I love going to the local farmers markets here in Oregon – there are so many of them, and the selection is endless! I don’t usually buy flowers at the markets because we have so many growing that I just need to get out and cut, but I can’t grow sunflowers at all – the ground squirrels that have created a commune in our rock retaining wall find the seeds and eat them. Even if I plant them as starts, the squirrels (inexplicably) hunt them down and break their stems off at the ground. Frustrating!
So, when sunflowers start showing up at the market, I can’t resist – to me, they’re the mascots of the dog days of August, when it’s still so hot, but you feel, nevertheless, that fall is coming. They make me think of late summer days and the start of school just around the corner. And, they’re just about the cheeriest flowers I know 🙂Pin It
Beautiful late-season blooms – the rudbeckia (commonly known as black-eyed susans) are such a deep gold, they provide the perfect transition into fall, and they contrast nicely with the sedum (this variety is Autumn Joy) as it changes from green to pink to deep mauve.
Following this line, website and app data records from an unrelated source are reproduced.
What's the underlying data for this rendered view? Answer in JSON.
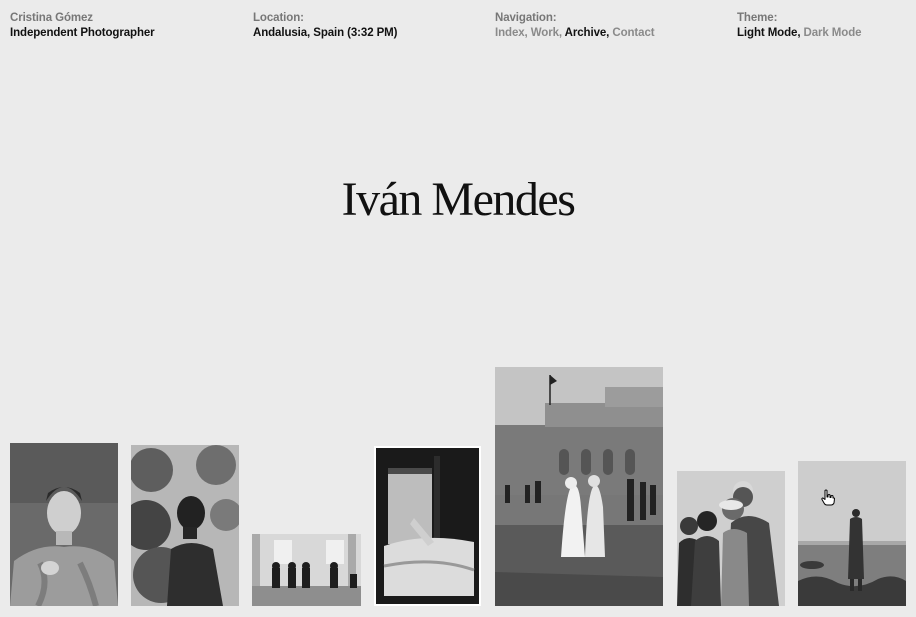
{
  "header": {
    "owner_name": "Cristina Gómez",
    "owner_role": "Independent Photographer",
    "location_label": "Location:",
    "location_value": "Andalusia, Spain (3:32 PM)",
    "nav_label": "Navigation:",
    "nav_items": [
      {
        "label": "Index,",
        "active": false
      },
      {
        "label": "Work,",
        "active": false
      },
      {
        "label": "Archive,",
        "active": true
      },
      {
        "label": "Contact",
        "active": false
      }
    ],
    "theme_label": "Theme:",
    "theme_options": [
      {
        "label": "Light Mode,",
        "active": true
      },
      {
        "label": "Dark Mode",
        "active": false
      }
    ]
  },
  "main": {
    "title": "Iván Mendes"
  },
  "gallery": {
    "photos": [
      {
        "subject": "portrait-young-man-knit-sweater"
      },
      {
        "subject": "shirtless-man-foliage"
      },
      {
        "subject": "men-sitting-against-wall"
      },
      {
        "subject": "bed-by-window"
      },
      {
        "subject": "women-white-robes-plaza"
      },
      {
        "subject": "boys-crowd-portrait"
      },
      {
        "subject": "figure-standing-seashore"
      }
    ]
  },
  "cursor": {
    "icon": "hand-pointer-icon"
  }
}
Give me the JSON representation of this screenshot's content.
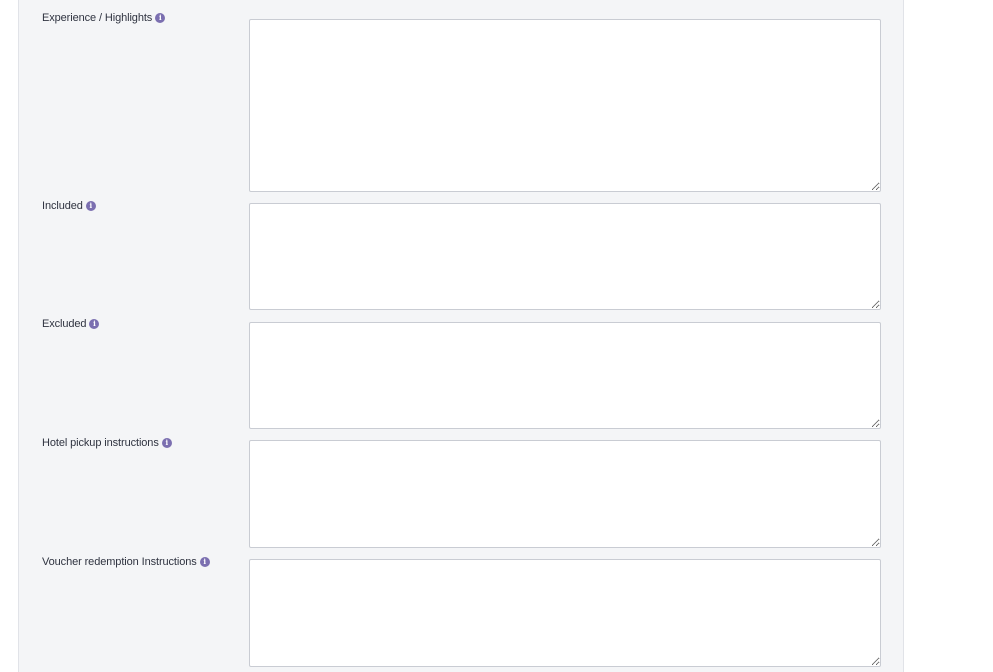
{
  "form": {
    "fields": [
      {
        "label": "Experience / Highlights",
        "value": "",
        "info_icon": "info-icon"
      },
      {
        "label": "Included",
        "value": "",
        "info_icon": "info-icon"
      },
      {
        "label": "Excluded",
        "value": "",
        "info_icon": "info-icon"
      },
      {
        "label": "Hotel pickup instructions",
        "value": "",
        "info_icon": "info-icon"
      },
      {
        "label": "Voucher redemption Instructions",
        "value": "",
        "info_icon": "info-icon"
      }
    ]
  },
  "colors": {
    "panel_background": "#f4f5f7",
    "info_icon": "#7b6fb0",
    "textarea_border": "#c9ccd3"
  }
}
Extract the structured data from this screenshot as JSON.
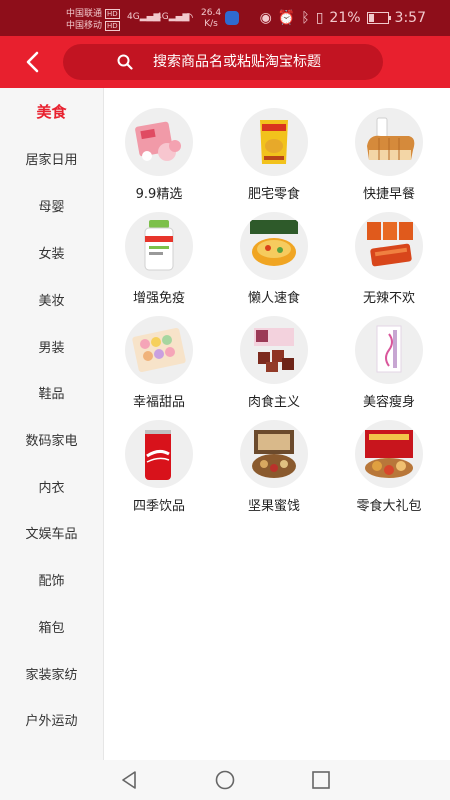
{
  "status_bar": {
    "carrier1": "中国联通",
    "carrier2": "中国移动",
    "hd": "HD",
    "net": "4G",
    "speed_value": "26.4",
    "speed_unit": "K/s",
    "battery": "21%",
    "time": "3:57"
  },
  "search": {
    "placeholder": "搜索商品名或粘贴淘宝标题"
  },
  "sidebar": {
    "items": [
      {
        "label": "美食"
      },
      {
        "label": "居家日用"
      },
      {
        "label": "母婴"
      },
      {
        "label": "女装"
      },
      {
        "label": "美妆"
      },
      {
        "label": "男装"
      },
      {
        "label": "鞋品"
      },
      {
        "label": "数码家电"
      },
      {
        "label": "内衣"
      },
      {
        "label": "文娱车品"
      },
      {
        "label": "配饰"
      },
      {
        "label": "箱包"
      },
      {
        "label": "家装家纺"
      },
      {
        "label": "户外运动"
      }
    ]
  },
  "grid": {
    "items": [
      {
        "label": "9.9精选",
        "icon": "snack-package-icon"
      },
      {
        "label": "肥宅零食",
        "icon": "chips-bag-icon"
      },
      {
        "label": "快捷早餐",
        "icon": "bread-icon"
      },
      {
        "label": "增强免疫",
        "icon": "supplement-bottle-icon"
      },
      {
        "label": "懒人速食",
        "icon": "noodle-bowl-icon"
      },
      {
        "label": "无辣不欢",
        "icon": "spicy-strips-icon"
      },
      {
        "label": "幸福甜品",
        "icon": "macaron-box-icon"
      },
      {
        "label": "肉食主义",
        "icon": "meat-cubes-icon"
      },
      {
        "label": "美容瘦身",
        "icon": "beauty-box-icon"
      },
      {
        "label": "四季饮品",
        "icon": "cola-can-icon"
      },
      {
        "label": "坚果蜜饯",
        "icon": "nuts-box-icon"
      },
      {
        "label": "零食大礼包",
        "icon": "gift-pack-icon"
      }
    ]
  },
  "colors": {
    "accent": "#e8202e",
    "status_bar": "#8e0e1a",
    "search_bg": "#c21422"
  }
}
The only downside to rudbeckia is it makes a horrible cut flower – dies almost immediately – but on the flip side, the sedum is lovely in flower arrangements, and it lasts and lasts.Pin It
Even though we’re melting into August now, there is lots still blooming – largely in part to the wonderful, gorgeous summers that we have here in Oregon!
Phlox (smells amazing!)
Morning glory:Pin It
The garden is producing fast and furious now . . . this morning we harvested broccoli, onions, green beans, beets, carrots, tomatoes, and a huge bowl of sungold cherry tomatoes that have already been eaten:
Gladiolas, dahlias, a second blooming of delphinium, and sweet-smelling phlox are blooming faster than I can cut them, in glorious colors of pink, purple, orange and red:Pin It
In order to create a unifying effect, I planted perennials around the cottage that primarily bloom in shades of red and orange; also, I focused on plants with a mid-summer bloom time. The effect is really striking, and the hummingbirds, bees, and butterflies love this area of the garden the most.
I’m not sure what all I have planted here – I’ve tried so many different varieties, replacing and supplementing year after year – but I know I’ve got nasturiums (which aren’t perennials, but do self-sow), monarda (also called bee balm), crocosmia (also called butterfly weed), and Helen’s flowers, to name a few.Pin It
I love this flowering perennial – also called butterfly plant, and I can see why, it’s incredibly popular with the tiger swallowtail butterflies! It’s carefree, doesn’t require a lot of water, comes back year after year, and, best of all, it flowers so crisp and white during the heat of the summer, when many other flowering plants have given up. We plant it in drifts along the pool and it almost glows in the evening when the sun sets.Pin It
The hummingbirds that live in the nearby cherry trees absolutely love bee balm – when I sit outside on the nearby patio at twilight, I watch them dive bomb, soar, and chase each other around and around. I guess they’re very territorial, and don’t like to share their flowers. Bee balm doesn’t work well as a cut flower, but its height and color make it a stunning centerpiece for the cottage garden, where I’ve limited the color palette to reds and oranges. And, it’s a prolific self-sower, so it comes back year after year without any help from me.Pin It